CAIRO (AP) — Egypt's bickering government and opposition need to create "a sense of political and economic viability," giving businesses confidence and setting the stage for a vital international aid deal, U.S. Secretary of State John Kerry said Saturday.
Kerry stressed to business leaders the importance of Egyptians coming together around human rights, freedom and speech and religious tolerance. Equally essential, he said, is uniting "to meet the economic challenge of this particular moment."
Several hundred people protested outside the government offices where Kerry later met with Foreign Minister Amr Kamel. They burned Kerry's pictures and chanted that Washington was siding with President Mohammed Morsi's ruling Muslim Brotherhood.
Kerry arrived in Cairo, the latest stop on his first overseas trip as a member of President Barack Obama's second-term Cabinet, intending to press all sides to come to a basic agreement on Egypt's direction ahead of parliamentary elections that begin next month. A meeting with Morsi was set for Sunday.
Of great concern, too, is the ability of Egypt to undertake the reforms necessary to qualify for a $4.8 billion International Monetary Fund loan package. Steps could include increasing tax collections and curbing energy subsidies.
Agreement with the IMF, contingent on ending the political chaos that has ensued since Morsi's election, would unlock significant U.S. assistance, including portions of Obama's $1 billion pledge last April.
"It is paramount, essential, urgent," Kerry told business leaders, "that the Egyptian economy gets stronger, gets back on its feet and it's very clear that there is a circle of connections in how that can happen.
"To attract capital, to bring money back here, to give business the confidence to move forward, there has to be sense of security, there has to be a sense of political and economic viability."
After meeting with Kamel, Kerry spoke about how Egypt can surmount its challenges and become a strong and stable democracy, with a stable economy.
"I say with both humility and with a great deal of respect that getting there requires a genuine give-and-take among Egypt's political leaders and civil society groups just as we are continuing to struggle with that in our own country," Kerry told reporters.
"There must be a willingness on all sides to make meaningful compromises on the issues that matter most to all of the Egyptian people."
Earlier, Kerry said he would tell Morsi in their meeting that U.S. assistance would depend on Egyptian reforms and the IMF agreement.
"It is clear to us that the IMF arrangement needs to be reached and we need to give the market place some confidence," Kerry said.
The political turmoil has scared away tourists and foreign investors, eroding Egypt's foreign reserves by nearly two-thirds of what it was before the uprising. Those reserves, which stand at less than $14 billion, are needed to pay for subsidies that millions of poor Egyptians rely on for survival.

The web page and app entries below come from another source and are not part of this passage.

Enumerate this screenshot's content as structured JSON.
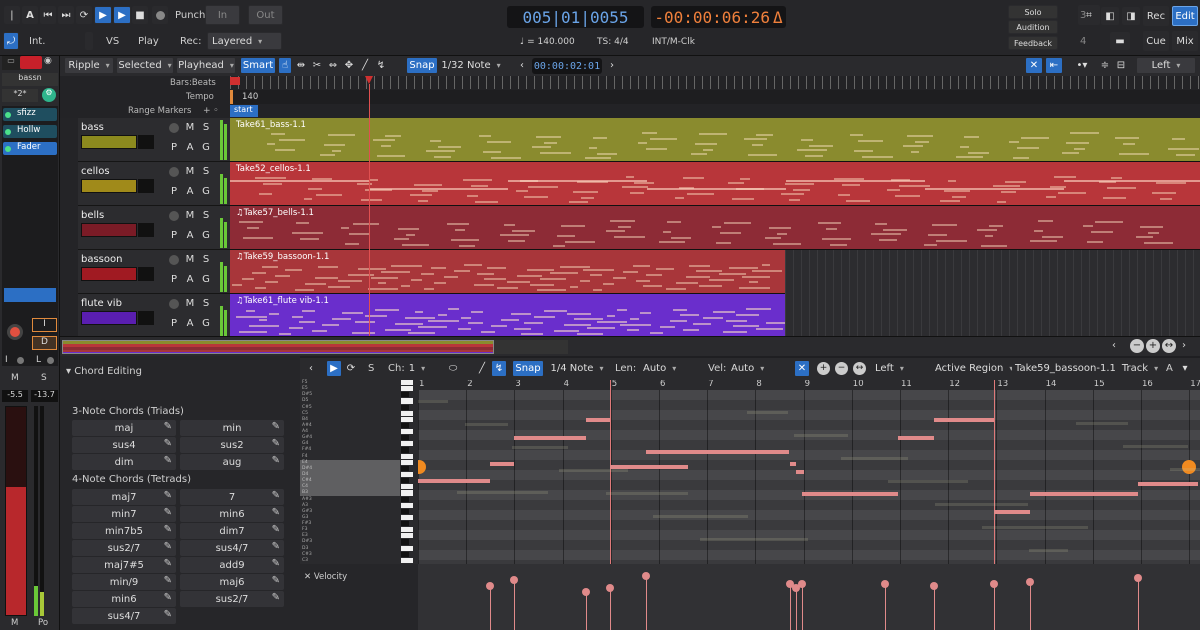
{
  "transport": {
    "punch": "Punch:",
    "in": "In",
    "out": "Out",
    "int": "Int.",
    "vs": "VS",
    "play": "Play",
    "rec": "Rec:",
    "rec_mode": "Layered",
    "tempo": "♩ = 140.000",
    "ts": "TS: 4/4",
    "clk": "INT/M-Clk",
    "bbt": "005|01|0055",
    "time": "-00:00:06:26",
    "delta": "Δ",
    "solo": "Solo",
    "audition": "Audition",
    "feedback": "Feedback",
    "num3": "3",
    "num4": "4",
    "rec_btn": "Rec",
    "edit_btn": "Edit",
    "cue_btn": "Cue",
    "mix_btn": "Mix"
  },
  "edit_toolbar": {
    "ripple": "Ripple",
    "selected": "Selected",
    "playhead": "Playhead",
    "smart": "Smart",
    "snap": "Snap",
    "grid": "1/32 Note",
    "nudge": "00:00:02:01",
    "left": "Left"
  },
  "left_strip": {
    "track": "bassn",
    "label2": "*2*",
    "plugins": [
      "sfizz",
      "Hollw",
      "Fader"
    ],
    "input": "I",
    "disk": "D",
    "il": "I",
    "ll": "L",
    "m": "M",
    "s": "S",
    "val1": "-5.5",
    "val2": "-13.7",
    "mb": "M",
    "po": "Po"
  },
  "rulers": {
    "bars": "Bars:Beats",
    "tempo": "Tempo",
    "ranges": "Range Markers",
    "tempo_val": "140",
    "start": "start"
  },
  "tracks": [
    {
      "name": "bass",
      "region": "Take61_bass-1.1",
      "color": "#8c8a1e",
      "lane": "#8a8b2e"
    },
    {
      "name": "cellos",
      "region": "Take52_cellos-1.1",
      "color": "#a08a1a",
      "lane": "#b8363a"
    },
    {
      "name": "bells",
      "region": "♫Take57_bells-1.1",
      "color": "#7a1b26",
      "lane": "#8d2b36"
    },
    {
      "name": "bassoon",
      "region": "♫Take59_bassoon-1.1",
      "color": "#a01a22",
      "lane": "#a8363a"
    },
    {
      "name": "flute vib",
      "region": "♫Take61_flute vib-1.1",
      "color": "#5a1eb0",
      "lane": "#6a2ecc"
    }
  ],
  "track_buttons": {
    "m": "M",
    "s": "S",
    "p": "P",
    "a": "A",
    "g": "G"
  },
  "chord_panel": {
    "title": "Chord Editing",
    "triads_title": "3-Note Chords (Triads)",
    "tetrads_title": "4-Note Chords (Tetrads)",
    "triads": [
      "maj",
      "min",
      "sus4",
      "sus2",
      "dim",
      "aug"
    ],
    "tetrads": [
      "maj7",
      "7",
      "min7",
      "min6",
      "min7b5",
      "dim7",
      "sus2/7",
      "sus4/7",
      "maj7#5",
      "add9",
      "min/9",
      "maj6",
      "min6",
      "sus2/7",
      "sus4/7"
    ]
  },
  "midi_toolbar": {
    "s": "S",
    "ch": "Ch:",
    "ch_val": "1",
    "snap": "Snap",
    "grid": "1/4 Note",
    "len": "Len:",
    "len_val": "Auto",
    "vel": "Vel:",
    "vel_val": "Auto",
    "left": "Left",
    "active": "Active Region",
    "region": "Take59_bassoon-1.1",
    "track": "Track",
    "a": "A"
  },
  "roll_ruler": [
    "1",
    "2",
    "3",
    "4",
    "5",
    "6",
    "7",
    "8",
    "9",
    "10",
    "11",
    "12",
    "13",
    "14",
    "15",
    "16",
    "17"
  ],
  "velocity_label": "Velocity"
}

Kerry met with opposition figures before a round-table discussion with members of the business community. He described the first session as "very, very spirited."
According to the U.S. State Department, Kerry also spoke by telephone with Mohammed ElBaradei, a Nobel laureate who heads the National Salvation Front, an opposition coalition calling for an election boycott.

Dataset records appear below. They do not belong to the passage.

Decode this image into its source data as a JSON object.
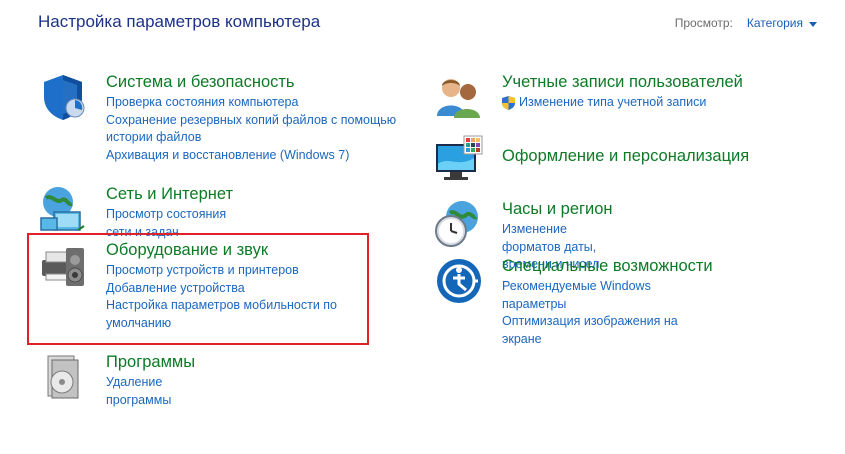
{
  "header": {
    "title": "Настройка параметров компьютера",
    "view_label": "Просмотр:",
    "view_value": "Категория"
  },
  "left_column": [
    {
      "icon": "shield-security-icon",
      "title": "Система и безопасность",
      "links": [
        "Проверка состояния компьютера",
        "Сохранение резервных копий файлов с помощью истории файлов",
        "Архивация и восстановление (Windows 7)"
      ]
    },
    {
      "icon": "network-globe-icon",
      "title": "Сеть и Интернет",
      "links": [
        "Просмотр состояния сети и задач"
      ]
    },
    {
      "icon": "printer-speaker-icon",
      "title": "Оборудование и звук",
      "links": [
        "Просмотр устройств и принтеров",
        "Добавление устройства",
        "Настройка параметров мобильности по умолчанию"
      ]
    },
    {
      "icon": "programs-disc-icon",
      "title": "Программы",
      "links": [
        "Удаление программы"
      ]
    }
  ],
  "right_column": [
    {
      "icon": "users-icon",
      "title": "Учетные записи пользователей",
      "links": [
        "Изменение типа учетной записи"
      ]
    },
    {
      "icon": "monitor-personalization-icon",
      "title": "Оформление и персонализация",
      "links": []
    },
    {
      "icon": "clock-globe-icon",
      "title": "Часы и регион",
      "links": [
        "Изменение форматов даты, времени и чисел"
      ]
    },
    {
      "icon": "accessibility-icon",
      "title": "Специальные возможности",
      "links": [
        "Рекомендуемые Windows параметры",
        "Оптимизация изображения на экране"
      ]
    }
  ],
  "colors": {
    "title": "#1e3287",
    "category": "#0d7a26",
    "link": "#1b67c0",
    "highlight": "#e0212a"
  }
}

Kerry met with Amr Moussa, a former minister under ex-President Hosni Mubarak who's now aligned with the Salvation Front. Moussa, an ex-Arab League head, ran for president last summer.

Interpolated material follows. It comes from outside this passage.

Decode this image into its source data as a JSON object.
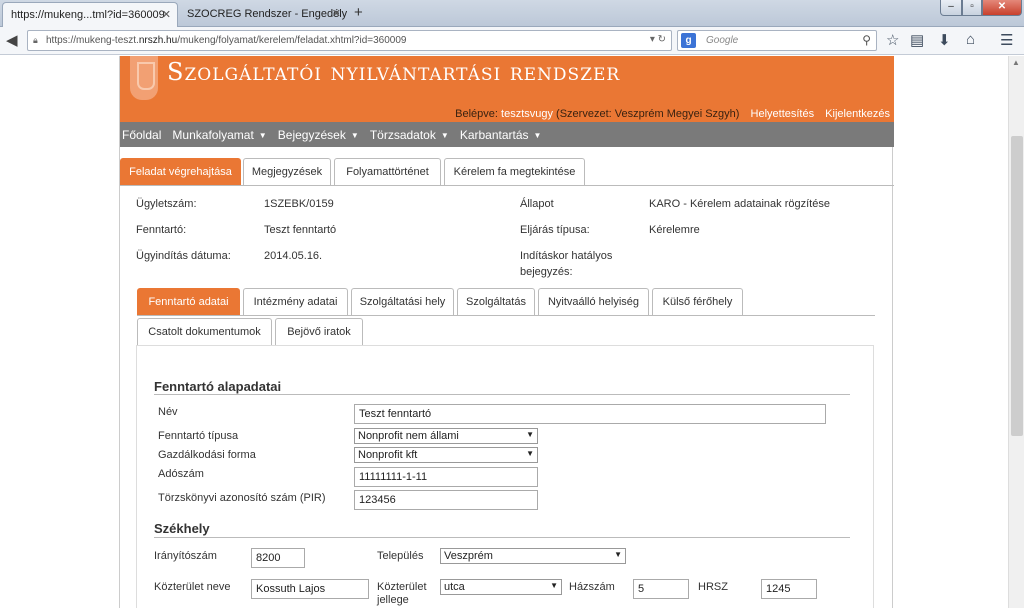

A statement from Moussa's office said the two talked about how the U.S. could support Egypt economically.
Kerry's talks with the league's current leader, Nabil Elaraby, covered the uprising in Syria, where 70,000 people have died in fighting over nearly two years.
The Salvation Front says it could consider participating in elections if parts of a new constitution are changed, police stop using excessive force against protesters and if an inclusive government of the Christian minority, women, and liberals is formed.
They say now is not the time for elections that will further polarize the country while violent clashes continue to take place between protesters and security forces, further shaking the faltering economy.
They accuse Morsi and the Brotherhood of dominating power in Egypt, effectively stepping in to the same role as Mubarak and failing to carry out reforms while also seeking to instill a more religiously conservative system.
Morsi's administration and the Brotherhood say their opponents, who have trailed significantly behind Islamists in all elections since the uprising, are running away from the challenge of the ballot box and are trying to overturn democratic gains.
Egypt has been locked in political crisis for months amid successive waves of protests against Morsi that have turned into deadly clashes and rioting.
As Kerry was meeting with opposition figures, including some who have joined the election boycott, activists in the Nile Delta city of Mansoura say a 35-year-old protester was killed when an armored police vehicle crushed him to death during violent anti-Morsi protests before dawn on Saturday.
A 14-year-old boy was reported to be shot in the head and critically wounded.
In the restive Suez Canal city of Port Said, a police vehicle ran over five people Saturday after protesters marching along a main street refused to allow the car through.
Kerry's visit to Egypt is the sixth leg of a nine-nation trip through Europe and the Middle East.